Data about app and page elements
━━━━━━━━━━━━━━━━━━━━━━━━━━━━━━
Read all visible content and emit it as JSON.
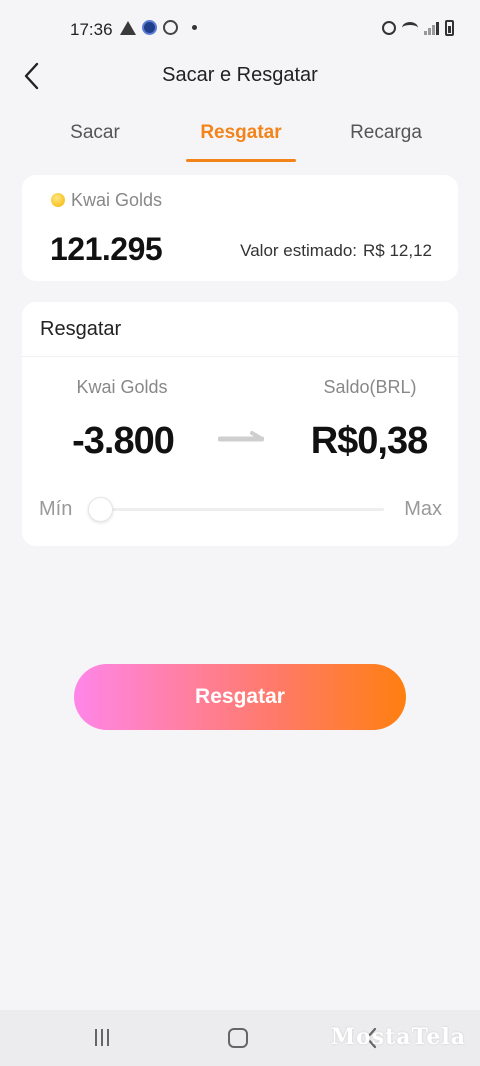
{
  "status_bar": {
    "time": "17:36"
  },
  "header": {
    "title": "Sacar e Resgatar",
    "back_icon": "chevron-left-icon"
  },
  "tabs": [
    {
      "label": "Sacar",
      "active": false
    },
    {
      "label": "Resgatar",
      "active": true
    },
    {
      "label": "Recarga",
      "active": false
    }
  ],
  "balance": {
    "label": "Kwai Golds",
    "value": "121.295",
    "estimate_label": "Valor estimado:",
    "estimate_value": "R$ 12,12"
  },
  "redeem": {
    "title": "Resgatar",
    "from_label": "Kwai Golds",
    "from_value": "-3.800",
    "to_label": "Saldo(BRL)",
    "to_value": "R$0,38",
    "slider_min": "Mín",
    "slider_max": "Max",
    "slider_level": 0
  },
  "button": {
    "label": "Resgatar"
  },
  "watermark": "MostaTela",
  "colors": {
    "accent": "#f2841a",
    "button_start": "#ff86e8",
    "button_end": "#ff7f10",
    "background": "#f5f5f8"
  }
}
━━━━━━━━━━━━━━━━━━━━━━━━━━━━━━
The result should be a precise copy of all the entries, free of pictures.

Read all visible content and emit it as JSON.
{
  "status_bar": {
    "time": "17:36"
  },
  "header": {
    "title": "Sacar e Resgatar",
    "back_icon": "chevron-left-icon"
  },
  "tabs": [
    {
      "label": "Sacar",
      "active": false
    },
    {
      "label": "Resgatar",
      "active": true
    },
    {
      "label": "Recarga",
      "active": false
    }
  ],
  "balance": {
    "label": "Kwai Golds",
    "value": "121.295",
    "estimate_label": "Valor estimado:",
    "estimate_value": "R$ 12,12"
  },
  "redeem": {
    "title": "Resgatar",
    "from_label": "Kwai Golds",
    "from_value": "-3.800",
    "to_label": "Saldo(BRL)",
    "to_value": "R$0,38",
    "slider_min": "Mín",
    "slider_max": "Max",
    "slider_level": 0
  },
  "button": {
    "label": "Resgatar"
  },
  "watermark": "MostaTela",
  "colors": {
    "accent": "#f2841a",
    "button_start": "#ff86e8",
    "button_end": "#ff7f10",
    "background": "#f5f5f8"
  }
}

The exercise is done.